**PROBLEM DETAILS:** In the records below, which lines include "true"? Copy them.

── RECORDS SHOWN ──

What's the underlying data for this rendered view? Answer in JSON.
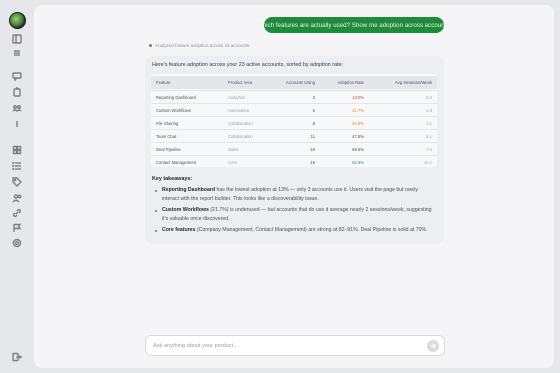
{
  "chat": {
    "user_message": "Which features are actually used? Show me adoption across accounts.",
    "status": "Analyzed feature adoption across 23 accounts",
    "answer_intro": "Here's feature adoption across your 23 active accounts, sorted by adoption rate:",
    "table": {
      "headers": [
        "Feature",
        "Product Area",
        "Accounts Using",
        "Adoption Rate",
        "Avg Sessions/Week"
      ],
      "rows": [
        {
          "feature": "Reporting Dashboard",
          "area": "Analytics",
          "accounts": "3",
          "rate": "13.0%",
          "sessions": "0.4"
        },
        {
          "feature": "Custom Workflows",
          "area": "Automation",
          "accounts": "5",
          "rate": "21.7%",
          "sessions": "1.9"
        },
        {
          "feature": "File Sharing",
          "area": "Collaboration",
          "accounts": "8",
          "rate": "34.8%",
          "sessions": "3.1"
        },
        {
          "feature": "Team Chat",
          "area": "Collaboration",
          "accounts": "11",
          "rate": "47.8%",
          "sessions": "5.1"
        },
        {
          "feature": "Deal Pipeline",
          "area": "Sales",
          "accounts": "16",
          "rate": "69.6%",
          "sessions": "7.2"
        },
        {
          "feature": "Contact Management",
          "area": "Core",
          "accounts": "19",
          "rate": "82.6%",
          "sessions": "10.1"
        }
      ]
    },
    "takeaways_title": "Key takeaways:",
    "takeaways": [
      {
        "bold": "Reporting Dashboard",
        "text": " has the lowest adoption at 13% — only 3 accounts use it. Users visit the page but rarely interact with the report builder. This looks like a discoverability issue."
      },
      {
        "bold": "Custom Workflows",
        "text": " (21.7%) is underused — but accounts that do use it average nearly 2 sessions/week, suggesting it's valuable once discovered."
      },
      {
        "bold": "Core features",
        "text": " (Company Management, Contact Management) are strong at 82–91%. Deal Pipeline is solid at 70%."
      }
    ]
  },
  "composer": {
    "placeholder": "Ask anything about your product..."
  },
  "colors": {
    "user_bubble": "#1f8a3a",
    "rate_low": "#d23c3c",
    "rate_mid": "#e08a1e",
    "rate_high": "#2e9b4d"
  },
  "icons": {
    "rail": [
      "panel-icon",
      "grid-icon",
      "chat-icon",
      "clipboard-icon",
      "team-icon",
      "info-icon",
      "dashboard-icon",
      "list-icon",
      "tag-icon",
      "people-icon",
      "link-icon",
      "flag-icon",
      "settings-icon",
      "logout-icon"
    ]
  }
}
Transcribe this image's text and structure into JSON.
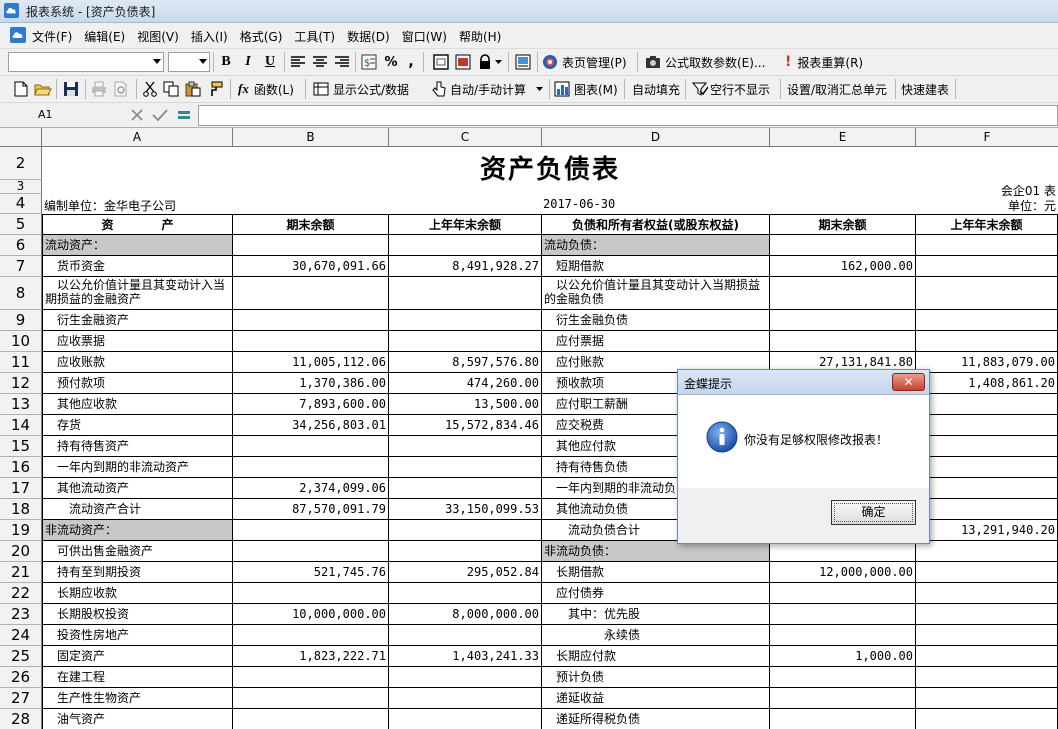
{
  "window": {
    "title": "报表系统 - [资产负债表]"
  },
  "menu": [
    "文件(F)",
    "编辑(E)",
    "视图(V)",
    "插入(I)",
    "格式(G)",
    "工具(T)",
    "数据(D)",
    "窗口(W)",
    "帮助(H)"
  ],
  "toolbar1": {
    "bold": "B",
    "italic": "I",
    "underline": "U",
    "percent": "%",
    "comma": ",",
    "page_manage": "表页管理(P)",
    "formula_params": "公式取数参数(E)...",
    "recalc": "报表重算(R)"
  },
  "toolbar2": {
    "function": "函数(L)",
    "show_formula": "显示公式/数据",
    "auto_manual": "自动/手动计算",
    "chart": "图表(M)",
    "auto_fill": "自动填充",
    "hide_blank": "空行不显示",
    "toggle_summary": "设置/取消汇总单元",
    "quick_build": "快速建表"
  },
  "formula_bar": {
    "cell_ref": "A1",
    "value": ""
  },
  "sheet": {
    "columns": [
      "A",
      "B",
      "C",
      "D",
      "E",
      "F"
    ],
    "row_numbers": [
      "2",
      "3",
      "4",
      "5",
      "6",
      "7",
      "8",
      "9",
      "10",
      "11",
      "12",
      "13",
      "14",
      "15",
      "16",
      "17",
      "18",
      "19",
      "20",
      "21",
      "22",
      "23",
      "24",
      "25",
      "26",
      "27",
      "28"
    ],
    "title": "资产负债表",
    "form_no": "会企01 表",
    "unit_label": "编制单位：金华电子公司",
    "date": "2017-06-30",
    "currency_unit": "单位：元",
    "headers": [
      "资　　　　产",
      "期末余额",
      "上年年末余额",
      "负债和所有者权益(或股东权益)",
      "期末余额",
      "上年年末余额"
    ],
    "rows": [
      {
        "a": "流动资产：",
        "b": "",
        "c": "",
        "d": "流动负债：",
        "e": "",
        "f": "",
        "ga": true,
        "gd": true
      },
      {
        "a": "　货币资金",
        "b": "30,670,091.66",
        "c": "8,491,928.27",
        "d": "　短期借款",
        "e": "162,000.00",
        "f": ""
      },
      {
        "a": "　以公允价值计量且其变动计入当期损益的金融资产",
        "b": "",
        "c": "",
        "d": "　以公允价值计量且其变动计入当期损益的金融负债",
        "e": "",
        "f": "",
        "two": true
      },
      {
        "a": "　衍生金融资产",
        "b": "",
        "c": "",
        "d": "　衍生金融负债",
        "e": "",
        "f": ""
      },
      {
        "a": "　应收票据",
        "b": "",
        "c": "",
        "d": "　应付票据",
        "e": "",
        "f": ""
      },
      {
        "a": "　应收账款",
        "b": "11,005,112.06",
        "c": "8,597,576.80",
        "d": "　应付账款",
        "e": "27,131,841.80",
        "f": "11,883,079.00"
      },
      {
        "a": "　预付款项",
        "b": "1,370,386.00",
        "c": "474,260.00",
        "d": "　预收款项",
        "e": "",
        "f": "1,408,861.20"
      },
      {
        "a": "　其他应收款",
        "b": "7,893,600.00",
        "c": "13,500.00",
        "d": "　应付职工薪酬",
        "e": "",
        "f": ""
      },
      {
        "a": "　存货",
        "b": "34,256,803.01",
        "c": "15,572,834.46",
        "d": "　应交税费",
        "e": "",
        "f": ""
      },
      {
        "a": "　持有待售资产",
        "b": "",
        "c": "",
        "d": "　其他应付款",
        "e": "",
        "f": ""
      },
      {
        "a": "　一年内到期的非流动资产",
        "b": "",
        "c": "",
        "d": "　持有待售负债",
        "e": "",
        "f": ""
      },
      {
        "a": "　其他流动资产",
        "b": "2,374,099.06",
        "c": "",
        "d": "　一年内到期的非流动负",
        "e": "",
        "f": ""
      },
      {
        "a": "　　流动资产合计",
        "b": "87,570,091.79",
        "c": "33,150,099.53",
        "d": "　其他流动负债",
        "e": "",
        "f": ""
      },
      {
        "a": "非流动资产：",
        "b": "",
        "c": "",
        "d": "　　流动负债合计",
        "e": "",
        "f": "13,291,940.20",
        "ga": true
      },
      {
        "a": "　可供出售金融资产",
        "b": "",
        "c": "",
        "d": "非流动负债：",
        "e": "",
        "f": "",
        "gd": true
      },
      {
        "a": "　持有至到期投资",
        "b": "521,745.76",
        "c": "295,052.84",
        "d": "　长期借款",
        "e": "12,000,000.00",
        "f": ""
      },
      {
        "a": "　长期应收款",
        "b": "",
        "c": "",
        "d": "　应付债券",
        "e": "",
        "f": ""
      },
      {
        "a": "　长期股权投资",
        "b": "10,000,000.00",
        "c": "8,000,000.00",
        "d": "　　其中：优先股",
        "e": "",
        "f": ""
      },
      {
        "a": "　投资性房地产",
        "b": "",
        "c": "",
        "d": "　　　　　永续债",
        "e": "",
        "f": ""
      },
      {
        "a": "　固定资产",
        "b": "1,823,222.71",
        "c": "1,403,241.33",
        "d": "　长期应付款",
        "e": "1,000.00",
        "f": ""
      },
      {
        "a": "　在建工程",
        "b": "",
        "c": "",
        "d": "　预计负债",
        "e": "",
        "f": ""
      },
      {
        "a": "　生产性生物资产",
        "b": "",
        "c": "",
        "d": "　递延收益",
        "e": "",
        "f": ""
      },
      {
        "a": "　油气资产",
        "b": "",
        "c": "",
        "d": "　递延所得税负债",
        "e": "",
        "f": ""
      }
    ]
  },
  "dialog": {
    "title": "金蝶提示",
    "message": "你没有足够权限修改报表！",
    "ok": "确定",
    "close": "✕"
  }
}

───

**TASK OUTPUT:**
        "ga": true,
        "gd": true
        "two": true
        "ga": true
        "gd": true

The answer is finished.